**ACTIVITY**
Write out the data below in full, please. Keep every character as given.

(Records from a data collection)
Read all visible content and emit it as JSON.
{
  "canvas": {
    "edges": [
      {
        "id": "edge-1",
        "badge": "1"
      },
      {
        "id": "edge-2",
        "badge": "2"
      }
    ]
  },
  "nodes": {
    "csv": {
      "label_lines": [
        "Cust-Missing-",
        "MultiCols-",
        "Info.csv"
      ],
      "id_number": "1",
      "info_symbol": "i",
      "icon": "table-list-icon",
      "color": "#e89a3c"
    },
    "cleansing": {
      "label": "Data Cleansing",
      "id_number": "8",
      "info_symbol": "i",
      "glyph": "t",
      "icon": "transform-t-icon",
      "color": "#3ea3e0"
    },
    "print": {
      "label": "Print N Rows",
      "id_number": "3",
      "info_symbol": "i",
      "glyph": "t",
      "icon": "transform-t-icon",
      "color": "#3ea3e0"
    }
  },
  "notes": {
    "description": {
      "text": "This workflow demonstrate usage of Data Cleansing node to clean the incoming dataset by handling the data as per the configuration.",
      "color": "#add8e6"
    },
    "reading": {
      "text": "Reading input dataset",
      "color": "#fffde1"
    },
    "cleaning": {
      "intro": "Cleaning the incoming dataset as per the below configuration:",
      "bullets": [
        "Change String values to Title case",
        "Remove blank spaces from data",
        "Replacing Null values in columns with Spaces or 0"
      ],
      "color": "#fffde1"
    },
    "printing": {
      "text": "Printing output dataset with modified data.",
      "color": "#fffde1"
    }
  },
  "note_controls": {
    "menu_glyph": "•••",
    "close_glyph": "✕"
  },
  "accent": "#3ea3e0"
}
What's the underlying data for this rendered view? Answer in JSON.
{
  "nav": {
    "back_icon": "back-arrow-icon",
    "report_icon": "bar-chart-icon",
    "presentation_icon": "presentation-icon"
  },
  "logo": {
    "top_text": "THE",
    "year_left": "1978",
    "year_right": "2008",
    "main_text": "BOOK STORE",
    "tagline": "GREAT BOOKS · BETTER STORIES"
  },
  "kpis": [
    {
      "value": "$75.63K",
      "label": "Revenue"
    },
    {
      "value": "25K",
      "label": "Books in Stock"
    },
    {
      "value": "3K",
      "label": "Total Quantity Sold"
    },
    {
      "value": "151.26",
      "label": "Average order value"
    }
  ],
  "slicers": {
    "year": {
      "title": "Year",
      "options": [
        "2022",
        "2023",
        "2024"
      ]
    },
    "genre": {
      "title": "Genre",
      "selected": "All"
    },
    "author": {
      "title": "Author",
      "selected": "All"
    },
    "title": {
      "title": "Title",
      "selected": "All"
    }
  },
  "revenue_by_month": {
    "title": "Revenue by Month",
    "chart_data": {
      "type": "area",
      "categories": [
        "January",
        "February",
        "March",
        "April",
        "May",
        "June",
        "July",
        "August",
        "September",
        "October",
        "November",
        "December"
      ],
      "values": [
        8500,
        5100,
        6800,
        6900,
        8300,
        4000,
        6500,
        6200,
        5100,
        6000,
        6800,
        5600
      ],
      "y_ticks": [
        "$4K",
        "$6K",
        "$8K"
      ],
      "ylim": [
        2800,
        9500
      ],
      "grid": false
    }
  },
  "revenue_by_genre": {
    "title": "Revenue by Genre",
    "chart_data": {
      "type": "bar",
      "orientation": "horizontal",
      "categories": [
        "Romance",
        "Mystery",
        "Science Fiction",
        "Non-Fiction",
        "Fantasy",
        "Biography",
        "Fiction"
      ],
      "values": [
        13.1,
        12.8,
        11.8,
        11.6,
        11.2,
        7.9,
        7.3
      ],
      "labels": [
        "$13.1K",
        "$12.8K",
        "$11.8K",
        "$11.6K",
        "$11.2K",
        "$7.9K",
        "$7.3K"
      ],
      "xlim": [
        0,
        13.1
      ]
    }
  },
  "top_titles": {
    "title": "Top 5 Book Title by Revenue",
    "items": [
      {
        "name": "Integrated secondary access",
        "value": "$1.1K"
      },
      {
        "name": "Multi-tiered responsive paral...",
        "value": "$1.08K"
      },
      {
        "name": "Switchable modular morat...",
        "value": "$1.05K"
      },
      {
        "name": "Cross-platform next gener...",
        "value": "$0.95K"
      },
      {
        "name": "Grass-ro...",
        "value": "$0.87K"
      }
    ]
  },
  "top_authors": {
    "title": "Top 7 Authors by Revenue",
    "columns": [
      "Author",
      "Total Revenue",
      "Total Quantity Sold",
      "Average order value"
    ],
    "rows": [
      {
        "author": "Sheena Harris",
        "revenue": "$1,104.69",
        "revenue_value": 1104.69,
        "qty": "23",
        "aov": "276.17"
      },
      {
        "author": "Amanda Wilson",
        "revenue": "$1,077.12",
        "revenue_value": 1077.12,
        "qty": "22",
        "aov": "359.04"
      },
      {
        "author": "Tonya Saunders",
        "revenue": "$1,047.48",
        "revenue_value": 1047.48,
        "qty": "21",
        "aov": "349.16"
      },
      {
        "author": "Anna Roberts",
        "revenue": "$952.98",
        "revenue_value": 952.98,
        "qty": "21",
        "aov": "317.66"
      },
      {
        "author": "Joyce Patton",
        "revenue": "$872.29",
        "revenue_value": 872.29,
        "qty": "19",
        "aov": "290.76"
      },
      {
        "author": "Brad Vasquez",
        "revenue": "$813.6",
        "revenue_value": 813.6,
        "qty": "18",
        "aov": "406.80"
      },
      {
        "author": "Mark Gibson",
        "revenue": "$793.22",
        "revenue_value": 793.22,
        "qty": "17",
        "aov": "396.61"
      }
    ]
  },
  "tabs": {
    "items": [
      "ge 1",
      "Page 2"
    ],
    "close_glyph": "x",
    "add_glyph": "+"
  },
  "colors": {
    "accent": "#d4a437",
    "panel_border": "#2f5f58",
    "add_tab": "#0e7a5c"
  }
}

**EXERCISE SOLUTION**
Read all visible content and emit it as JSON.
{
  "canvas": {
    "edges": [
      {
        "id": "edge-1",
        "badge": "1"
      },
      {
        "id": "edge-2",
        "badge": "2"
      }
    ]
  },
  "nodes": {
    "csv": {
      "label_lines": [
        "Cust-Missing-",
        "MultiCols-",
        "Info.csv"
      ],
      "id_number": "1",
      "info_symbol": "i",
      "icon": "table-list-icon",
      "color": "#e89a3c"
    },
    "cleansing": {
      "label": "Data Cleansing",
      "id_number": "8",
      "info_symbol": "i",
      "glyph": "t",
      "icon": "transform-t-icon",
      "color": "#3ea3e0"
    },
    "print": {
      "label": "Print N Rows",
      "id_number": "3",
      "info_symbol": "i",
      "glyph": "t",
      "icon": "transform-t-icon",
      "color": "#3ea3e0"
    }
  },
  "notes": {
    "description": {
      "text": "This workflow demonstrate usage of Data Cleansing node to clean the incoming dataset by handling the data as per the configuration.",
      "color": "#add8e6"
    },
    "reading": {
      "text": "Reading input dataset",
      "color": "#fffde1"
    },
    "cleaning": {
      "intro": "Cleaning the incoming dataset as per the below configuration:",
      "bullets": [
        "Change String values to Title case",
        "Remove blank spaces from data",
        "Replacing Null values in columns with Spaces or 0"
      ],
      "color": "#fffde1"
    },
    "printing": {
      "text": "Printing output dataset with modified data.",
      "color": "#fffde1"
    }
  },
  "note_controls": {
    "menu_glyph": "•••",
    "close_glyph": "✕"
  },
  "accent": "#3ea3e0"
}
What's the underlying data for this rendered view? Answer in JSON.
{
  "nav": {
    "back_icon": "back-arrow-icon",
    "report_icon": "bar-chart-icon",
    "presentation_icon": "presentation-icon"
  },
  "logo": {
    "top_text": "THE",
    "year_left": "1978",
    "year_right": "2008",
    "main_text": "BOOK STORE",
    "tagline": "GREAT BOOKS · BETTER STORIES"
  },
  "kpis": [
    {
      "value": "$75.63K",
      "label": "Revenue"
    },
    {
      "value": "25K",
      "label": "Books in Stock"
    },
    {
      "value": "3K",
      "label": "Total Quantity Sold"
    },
    {
      "value": "151.26",
      "label": "Average order value"
    }
  ],
  "slicers": {
    "year": {
      "title": "Year",
      "options": [
        "2022",
        "2023",
        "2024"
      ]
    },
    "genre": {
      "title": "Genre",
      "selected": "All"
    },
    "author": {
      "title": "Author",
      "selected": "All"
    },
    "title": {
      "title": "Title",
      "selected": "All"
    }
  },
  "revenue_by_month": {
    "title": "Revenue by Month",
    "chart_data": {
      "type": "area",
      "categories": [
        "January",
        "February",
        "March",
        "April",
        "May",
        "June",
        "July",
        "August",
        "September",
        "October",
        "November",
        "December"
      ],
      "values": [
        8500,
        5100,
        6800,
        6900,
        8300,
        4000,
        6500,
        6200,
        5100,
        6000,
        6800,
        5600
      ],
      "y_ticks": [
        "$4K",
        "$6K",
        "$8K"
      ],
      "ylim": [
        2800,
        9500
      ],
      "grid": false
    }
  },
  "revenue_by_genre": {
    "title": "Revenue by Genre",
    "chart_data": {
      "type": "bar",
      "orientation": "horizontal",
      "categories": [
        "Romance",
        "Mystery",
        "Science Fiction",
        "Non-Fiction",
        "Fantasy",
        "Biography",
        "Fiction"
      ],
      "values": [
        13.1,
        12.8,
        11.8,
        11.6,
        11.2,
        7.9,
        7.3
      ],
      "labels": [
        "$13.1K",
        "$12.8K",
        "$11.8K",
        "$11.6K",
        "$11.2K",
        "$7.9K",
        "$7.3K"
      ],
      "xlim": [
        0,
        13.1
      ]
    }
  },
  "top_titles": {
    "title": "Top 5 Book Title by Revenue",
    "items": [
      {
        "name": "Integrated secondary access",
        "value": "$1.1K"
      },
      {
        "name": "Multi-tiered responsive paral...",
        "value": "$1.08K"
      },
      {
        "name": "Switchable modular morat...",
        "value": "$1.05K"
      },
      {
        "name": "Cross-platform next gener...",
        "value": "$0.95K"
      },
      {
        "name": "Grass-ro...",
        "value": "$0.87K"
      }
    ]
  },
  "top_authors": {
    "title": "Top 7 Authors by Revenue",
    "columns": [
      "Author",
      "Total Revenue",
      "Total Quantity Sold",
      "Average order value"
    ],
    "rows": [
      {
        "author": "Sheena Harris",
        "revenue": "$1,104.69",
        "revenue_value": 1104.69,
        "qty": "23",
        "aov": "276.17"
      },
      {
        "author": "Amanda Wilson",
        "revenue": "$1,077.12",
        "revenue_value": 1077.12,
        "qty": "22",
        "aov": "359.04"
      },
      {
        "author": "Tonya Saunders",
        "revenue": "$1,047.48",
        "revenue_value": 1047.48,
        "qty": "21",
        "aov": "349.16"
      },
      {
        "author": "Anna Roberts",
        "revenue": "$952.98",
        "revenue_value": 952.98,
        "qty": "21",
        "aov": "317.66"
      },
      {
        "author": "Joyce Patton",
        "revenue": "$872.29",
        "revenue_value": 872.29,
        "qty": "19",
        "aov": "290.76"
      },
      {
        "author": "Brad Vasquez",
        "revenue": "$813.6",
        "revenue_value": 813.6,
        "qty": "18",
        "aov": "406.80"
      },
      {
        "author": "Mark Gibson",
        "revenue": "$793.22",
        "revenue_value": 793.22,
        "qty": "17",
        "aov": "396.61"
      }
    ]
  },
  "tabs": {
    "items": [
      "ge 1",
      "Page 2"
    ],
    "close_glyph": "x",
    "add_glyph": "+"
  },
  "colors": {
    "accent": "#d4a437",
    "panel_border": "#2f5f58",
    "add_tab": "#0e7a5c"
  }
}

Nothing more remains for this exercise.